• Myanmar
  • 3 - Good Health and Well-being   8 - Decent Work and Economic Growth

Traditional Medicine in Myanmar

Sellers display traditional medicines by the roadside in Yangon, Myanmar
© “Yangon.Médecine traditionnelle” by Antoine 49 is licensed under CC BY-NC-ND 2.0

1. ICH domains 

Social practices, knowledge and practices concerning nature and the universe

2. Short description

Developed over millennia, traditional medicine in the Republic of the Union of Myanmar has been inherited through the different Myanmar civilisations, also drawing upon Buddhist healing practices, the practice of traditional Chinese medicine, and Ayurvedic concepts to promote holistic well-being grounded in traditional knowledge of nature and the universe.

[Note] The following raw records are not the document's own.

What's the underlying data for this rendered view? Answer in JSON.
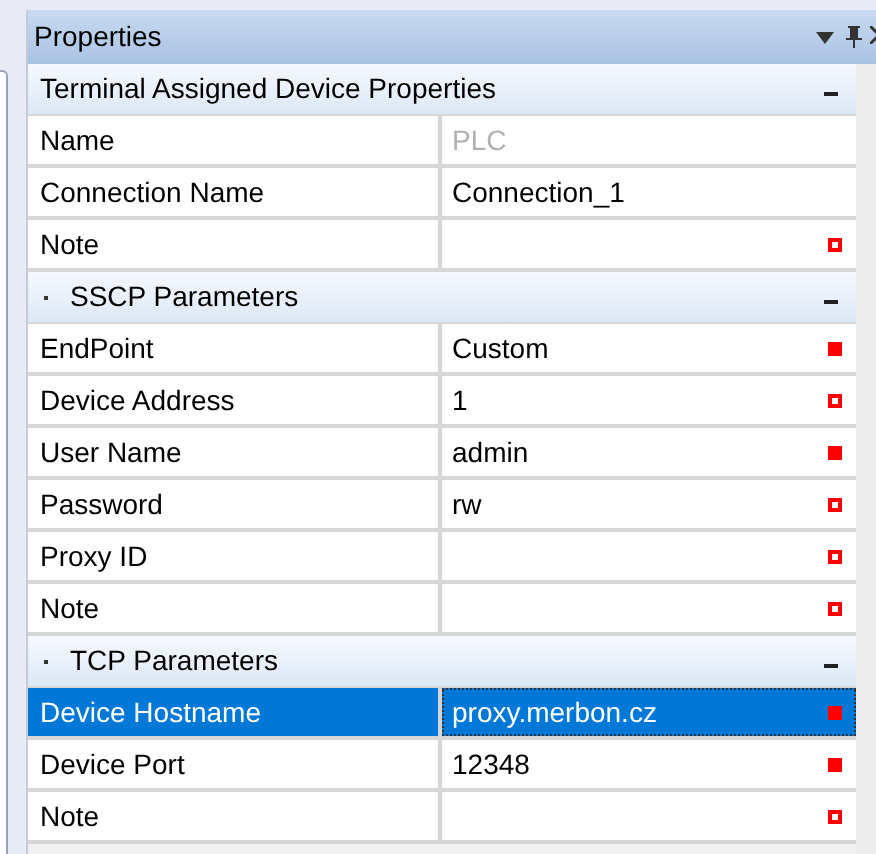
{
  "panel": {
    "title": "Properties"
  },
  "groups": [
    {
      "title": "Terminal Assigned Device Properties",
      "bullet": false,
      "expanded": true,
      "rows": [
        {
          "name": "Name",
          "value": "PLC",
          "selected": false,
          "kind": "readonly"
        },
        {
          "name": "Connection Name",
          "value": "Connection_1",
          "selected": false,
          "kind": "plain"
        },
        {
          "name": "Note",
          "selected": false,
          "kind": "optional"
        }
      ]
    },
    {
      "title": "SSCP Parameters",
      "bullet": true,
      "expanded": true,
      "rows": [
        {
          "name": "EndPoint",
          "value": "Custom",
          "selected": false,
          "kind": "required"
        },
        {
          "name": "Device Address",
          "value": "1",
          "selected": false,
          "kind": "optional"
        },
        {
          "name": "User Name",
          "value": "admin",
          "selected": false,
          "kind": "required"
        },
        {
          "name": "Password",
          "value": "rw",
          "selected": false,
          "kind": "optional"
        },
        {
          "name": "Proxy ID",
          "selected": false,
          "kind": "optional"
        },
        {
          "name": "Note",
          "selected": false,
          "kind": "optional"
        }
      ]
    },
    {
      "title": "TCP Parameters",
      "bullet": true,
      "expanded": true,
      "rows": [
        {
          "name": "Device Hostname",
          "value": "proxy.merbon.cz",
          "selected": true,
          "kind": "required"
        },
        {
          "name": "Device Port",
          "value": "12348",
          "selected": false,
          "kind": "required"
        },
        {
          "name": "Note",
          "selected": false,
          "kind": "optional"
        }
      ]
    }
  ]
}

During the colonial period (1885-1948), traditional medicinal knowledge declined following the introduction of allopathic Western medicines. It was, however, subsequently revived as the government and general populace recognized the effectiveness of traditional medicinal knowledge for healing a wide range of illnesses and diseases, using locally available plants instead of costly Western pharmaceuticals that were scarce during the Second World War.

In 1953, the Myanmar government established a Traditional Medicine Promotion Office under the Department of Health, and then in 1989, a separate Department of Traditional Medicine. The aims of the department are to provide comprehensive traditional medicinal services, develop standardized methods for traditional therapies, conduct research on traditional medicines and provide training for traditional practitioners. In keeping with these objectives, the department supports a national network of clinics as well as the University of Traditional Medicine located in Mandalay, which produces 250 practitioners per year. Myanmar also enacted a Traditional Medicine Law in 1996 and a Traditional Medical Council Law in 2000, and since 2007, has distributed traditional medicine first-aid kits in rural areas. Such medicine is produced both on mass scale by public and private sectors as well as by families themselves through home remedies such as herbal concoctions.

Further information:

The following document, available at the Southeast Asia Regional Office of the World Health Organization website, provides detailed information on traditional medicinal knowledge in Myanmar and the development of government initiatives to support traditional medicinal services (in English):


Articles on traditional medicines and their reception today in Myanmar can be found at the following links (in English):


3. Link with sustainable development

The safeguarding and promotion of Myanmar’s traditional medicinal knowledge contributes to SDG 3 on ensuring healthy lives and well-being, while also supporting SDG 8, on promoting income generation and sustainable livelihoods. Widespread access to affordable, traditional medicines coupled with holistic healing practices offset the costs of healthcare for the general population, while support for the training of traditional practitioners provides decent work and promotes sustainable economic growth.

    4. Questions for reflection

    One risk for the continued transmission of traditional medicine in Myanmar is, possible misuse and health products falsely declared as herbal or natural. Furthermore, there is also the risk of overharvesting certain wild medicinal plants, as well as the use of endangered animals. The following article touches upon some of these issues:


    What can communities and groups concerned do to address these issues?

    What kinds of policies and initiatives might help to mitigate some of the issues above, especially with regard to the over commercialization of traditional medicinal knowledge?